More than 100 missionaries in the state receive varying levels of support for their work. These missionaries represent Kentucky Baptists as they share the gospel in jails and prisons, serve in pregnancy resource centers, homeless shelters, and meet needs in food and clothing ministries, literacy education, job skills training, and a host of other ways. Cooperative Program dollars help create a vast network of mission endeavors across the state and give churches from Kentucky and throughout the nation the opportunity to know about and get more involved in these Kingdom ministries in our state, resulting every year in tens of thousands of volunteers serving in Kentucky on short-term mission projects.

Every cooperative missions dollar represents the investment a large church makes in small churches or a small church taking advantage of the opportunity to partner with larger churches. This investment means that a team of trained and experienced consultants is available to assist any KBC church in strengthening every aspect of local church ministry, at no cost. For example, we help churches with evangelism training, worship ministry, legal questions, salary and benefits issues, senior adult ministry, Sunday School and discipleship ministry, etc. KBC staff members conducted consultations and presentations to more than 10,000 Kentucky Baptists this past year alone.  KBC helps churches in conflict, trains pastor search committees, provides a resume service for ministers and churches, and helps strengthen marriages of ministry couples through the annual Shepherding event. These are but a few examples, among many, of how churches in Kentucky are investing in other churches through cooperative missions giving.

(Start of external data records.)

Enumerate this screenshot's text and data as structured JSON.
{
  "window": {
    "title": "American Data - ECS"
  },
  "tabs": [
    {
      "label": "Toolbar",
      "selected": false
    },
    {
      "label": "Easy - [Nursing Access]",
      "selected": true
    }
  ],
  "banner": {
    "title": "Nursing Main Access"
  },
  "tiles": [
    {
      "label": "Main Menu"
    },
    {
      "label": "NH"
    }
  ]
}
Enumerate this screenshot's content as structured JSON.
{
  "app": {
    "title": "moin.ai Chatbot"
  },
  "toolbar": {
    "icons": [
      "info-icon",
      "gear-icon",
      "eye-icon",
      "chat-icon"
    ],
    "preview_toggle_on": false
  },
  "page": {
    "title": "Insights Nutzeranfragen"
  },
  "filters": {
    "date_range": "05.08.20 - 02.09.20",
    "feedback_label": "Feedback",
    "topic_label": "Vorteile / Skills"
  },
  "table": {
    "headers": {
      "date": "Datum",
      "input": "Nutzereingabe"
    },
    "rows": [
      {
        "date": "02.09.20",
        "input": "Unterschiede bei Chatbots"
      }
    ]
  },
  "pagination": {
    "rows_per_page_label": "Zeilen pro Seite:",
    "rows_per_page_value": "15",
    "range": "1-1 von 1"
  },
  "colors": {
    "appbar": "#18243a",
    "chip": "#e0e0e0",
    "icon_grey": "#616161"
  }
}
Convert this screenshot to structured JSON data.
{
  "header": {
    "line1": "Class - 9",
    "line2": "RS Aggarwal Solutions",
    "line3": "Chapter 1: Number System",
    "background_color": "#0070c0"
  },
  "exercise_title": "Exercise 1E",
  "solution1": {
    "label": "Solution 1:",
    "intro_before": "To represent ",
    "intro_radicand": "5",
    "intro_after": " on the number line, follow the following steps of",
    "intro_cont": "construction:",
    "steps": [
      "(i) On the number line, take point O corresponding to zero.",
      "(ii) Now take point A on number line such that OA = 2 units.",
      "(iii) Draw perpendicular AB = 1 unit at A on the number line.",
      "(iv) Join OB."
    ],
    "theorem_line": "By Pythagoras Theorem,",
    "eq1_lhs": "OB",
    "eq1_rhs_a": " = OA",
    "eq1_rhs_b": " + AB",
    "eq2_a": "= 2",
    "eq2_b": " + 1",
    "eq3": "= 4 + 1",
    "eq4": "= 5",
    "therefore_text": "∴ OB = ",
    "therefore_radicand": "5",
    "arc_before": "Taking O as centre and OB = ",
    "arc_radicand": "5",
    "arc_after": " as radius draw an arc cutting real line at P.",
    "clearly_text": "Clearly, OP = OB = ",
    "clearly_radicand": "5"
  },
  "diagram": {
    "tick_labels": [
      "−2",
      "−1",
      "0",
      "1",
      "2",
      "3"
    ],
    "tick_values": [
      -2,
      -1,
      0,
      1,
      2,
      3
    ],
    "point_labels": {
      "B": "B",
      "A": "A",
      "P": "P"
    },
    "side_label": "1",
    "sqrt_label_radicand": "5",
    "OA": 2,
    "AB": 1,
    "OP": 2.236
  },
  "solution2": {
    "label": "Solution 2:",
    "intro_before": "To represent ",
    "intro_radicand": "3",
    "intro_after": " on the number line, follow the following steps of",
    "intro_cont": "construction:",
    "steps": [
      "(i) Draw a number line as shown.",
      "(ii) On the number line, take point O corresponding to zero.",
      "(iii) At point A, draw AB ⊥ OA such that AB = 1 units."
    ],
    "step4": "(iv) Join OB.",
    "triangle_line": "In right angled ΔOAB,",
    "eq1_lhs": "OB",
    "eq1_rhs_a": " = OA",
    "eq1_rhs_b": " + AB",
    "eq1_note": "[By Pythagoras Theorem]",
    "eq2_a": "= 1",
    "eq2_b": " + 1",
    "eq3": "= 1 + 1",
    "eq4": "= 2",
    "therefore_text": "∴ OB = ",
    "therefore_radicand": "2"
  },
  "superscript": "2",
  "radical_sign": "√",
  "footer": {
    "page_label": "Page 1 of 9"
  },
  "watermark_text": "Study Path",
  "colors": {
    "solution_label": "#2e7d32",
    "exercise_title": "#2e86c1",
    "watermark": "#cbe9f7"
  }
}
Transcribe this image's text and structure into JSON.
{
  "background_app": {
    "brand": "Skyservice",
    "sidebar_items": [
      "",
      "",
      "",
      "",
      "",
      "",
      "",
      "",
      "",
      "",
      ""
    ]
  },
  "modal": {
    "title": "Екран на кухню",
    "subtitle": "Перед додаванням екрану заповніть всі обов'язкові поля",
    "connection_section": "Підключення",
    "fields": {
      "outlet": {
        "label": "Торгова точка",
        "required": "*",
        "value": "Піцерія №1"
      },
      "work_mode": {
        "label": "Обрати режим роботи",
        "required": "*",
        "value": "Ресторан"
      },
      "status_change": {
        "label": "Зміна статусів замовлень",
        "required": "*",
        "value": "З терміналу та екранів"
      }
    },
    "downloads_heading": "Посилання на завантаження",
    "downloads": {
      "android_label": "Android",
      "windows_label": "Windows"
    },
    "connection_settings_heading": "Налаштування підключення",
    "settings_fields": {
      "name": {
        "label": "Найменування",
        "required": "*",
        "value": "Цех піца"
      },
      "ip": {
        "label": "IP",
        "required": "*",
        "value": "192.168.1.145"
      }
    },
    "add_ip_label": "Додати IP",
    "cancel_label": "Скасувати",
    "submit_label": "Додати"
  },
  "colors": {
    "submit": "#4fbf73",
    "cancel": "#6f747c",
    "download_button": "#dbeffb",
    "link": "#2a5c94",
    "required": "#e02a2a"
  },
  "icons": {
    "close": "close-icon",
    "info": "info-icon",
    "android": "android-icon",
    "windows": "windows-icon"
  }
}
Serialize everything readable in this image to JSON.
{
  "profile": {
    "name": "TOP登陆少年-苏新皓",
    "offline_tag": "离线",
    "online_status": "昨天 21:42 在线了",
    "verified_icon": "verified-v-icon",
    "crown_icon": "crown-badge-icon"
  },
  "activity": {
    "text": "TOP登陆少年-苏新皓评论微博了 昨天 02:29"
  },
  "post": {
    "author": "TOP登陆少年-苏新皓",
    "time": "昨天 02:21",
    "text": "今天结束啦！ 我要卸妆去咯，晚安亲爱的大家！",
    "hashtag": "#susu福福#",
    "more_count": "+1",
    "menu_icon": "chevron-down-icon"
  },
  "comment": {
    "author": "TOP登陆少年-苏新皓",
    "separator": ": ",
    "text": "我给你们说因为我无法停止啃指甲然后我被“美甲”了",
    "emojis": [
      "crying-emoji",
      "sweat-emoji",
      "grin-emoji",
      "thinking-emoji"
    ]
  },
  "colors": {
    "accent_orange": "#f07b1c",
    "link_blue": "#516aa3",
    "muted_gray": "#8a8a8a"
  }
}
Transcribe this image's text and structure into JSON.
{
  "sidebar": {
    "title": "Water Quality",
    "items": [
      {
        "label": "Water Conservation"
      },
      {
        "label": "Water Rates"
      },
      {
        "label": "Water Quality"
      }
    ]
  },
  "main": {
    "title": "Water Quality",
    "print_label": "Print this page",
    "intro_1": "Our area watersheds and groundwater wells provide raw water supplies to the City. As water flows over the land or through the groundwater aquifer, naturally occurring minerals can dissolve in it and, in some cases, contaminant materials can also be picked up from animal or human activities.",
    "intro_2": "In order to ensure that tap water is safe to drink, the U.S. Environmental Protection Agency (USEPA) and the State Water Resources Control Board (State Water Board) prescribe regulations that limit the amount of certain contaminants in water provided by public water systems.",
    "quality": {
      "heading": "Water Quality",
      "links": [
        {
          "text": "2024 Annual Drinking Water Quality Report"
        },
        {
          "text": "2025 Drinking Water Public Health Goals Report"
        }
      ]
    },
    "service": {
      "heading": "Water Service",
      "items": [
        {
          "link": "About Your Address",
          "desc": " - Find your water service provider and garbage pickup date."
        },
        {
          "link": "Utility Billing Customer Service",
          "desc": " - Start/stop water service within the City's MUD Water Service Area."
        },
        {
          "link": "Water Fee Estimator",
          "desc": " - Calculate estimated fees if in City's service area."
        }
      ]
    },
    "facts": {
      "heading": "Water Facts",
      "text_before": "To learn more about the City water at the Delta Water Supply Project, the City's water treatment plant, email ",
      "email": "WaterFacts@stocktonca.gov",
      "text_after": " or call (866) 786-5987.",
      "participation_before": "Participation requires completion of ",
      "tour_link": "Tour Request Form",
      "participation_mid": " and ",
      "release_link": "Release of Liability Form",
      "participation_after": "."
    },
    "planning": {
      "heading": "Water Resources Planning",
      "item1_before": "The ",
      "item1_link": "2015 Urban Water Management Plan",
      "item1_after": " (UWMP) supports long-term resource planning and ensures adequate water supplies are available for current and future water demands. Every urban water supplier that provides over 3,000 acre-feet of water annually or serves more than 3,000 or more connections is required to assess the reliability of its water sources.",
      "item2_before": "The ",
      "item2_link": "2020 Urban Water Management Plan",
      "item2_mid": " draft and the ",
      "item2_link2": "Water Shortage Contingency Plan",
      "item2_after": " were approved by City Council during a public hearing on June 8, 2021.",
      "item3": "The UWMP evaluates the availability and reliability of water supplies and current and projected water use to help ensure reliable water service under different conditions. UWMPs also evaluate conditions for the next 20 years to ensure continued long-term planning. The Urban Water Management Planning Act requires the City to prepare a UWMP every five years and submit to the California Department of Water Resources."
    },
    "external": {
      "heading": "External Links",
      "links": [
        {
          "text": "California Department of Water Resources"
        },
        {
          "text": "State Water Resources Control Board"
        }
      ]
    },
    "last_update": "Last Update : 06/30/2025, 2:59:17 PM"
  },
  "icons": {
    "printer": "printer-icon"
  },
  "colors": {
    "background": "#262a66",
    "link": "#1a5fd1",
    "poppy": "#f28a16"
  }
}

Cooperative Missions gives Kentucky Baptists a voice in state government. The work of the Public Affairs Committee and the ministry of a Kentucky Baptist chaplain in the state capitol are supported by every church that gives. Churches also benefit from lobbying work on issues like prolife legislation, religious liberty, and other matters of importance to Kentucky Baptists. In just the past few weeks, we have seen new prolife laws enacted that have already saved the lives of unborn children. What a great investment! The Western Recorder and Kentucky Today help keep Kentucky Baptists informed, not only on public affairs and Baptist news, but on all of the news.

When we include the work of KBC entities, all supported by the CP, we see that every cooperating church is involved in orphan care through Sunrise Children’s Services, where Kentucky Baptists touch the lives of more than 1,100 hurting kids. Thousands of students from Kentucky and literally the world over are benefitting from a Christian education through Oneida Baptist Institute, Clear Creek Baptist Bible College and University of the Cumberlands. And thousands more students hear the gospel every summer at camp through Crossings Ministries. Mission education through the WMU and estate planning and investment services through the Kentucky Baptist Foundation are also of great support to KBC churches.

Believe it or not, I’ve left off a long list of ministries and mission work every church is supporting as it gives to cooperative missions in Kentucky. What is the result of this generous and sacrificial giving? Together, Kentucky Baptists are reaching Kentucky and the world for Christ.

This entry was posted in Christian Education, Church Planting, Clear Creek Baptist Bible College, Collegiate Ministries, Cooperative Program, Crossings, Crossings Ministries, Denominational Life, Disaster Relief, Education, Eliza Broadus Offering, Evangelism, Great Commission, Kentucky Baptist Convention, Kentucky Baptist Foundation, Kentucky Legislature, Kentucky Today, Kentucky Woman's Missionary Union, Leader Training, Multiethnic ministry, Pastors Search, Public Affairs, Religious Liberty, Western Recorder. Bookmark the permalink. Both comments and trackbacks are currently closed.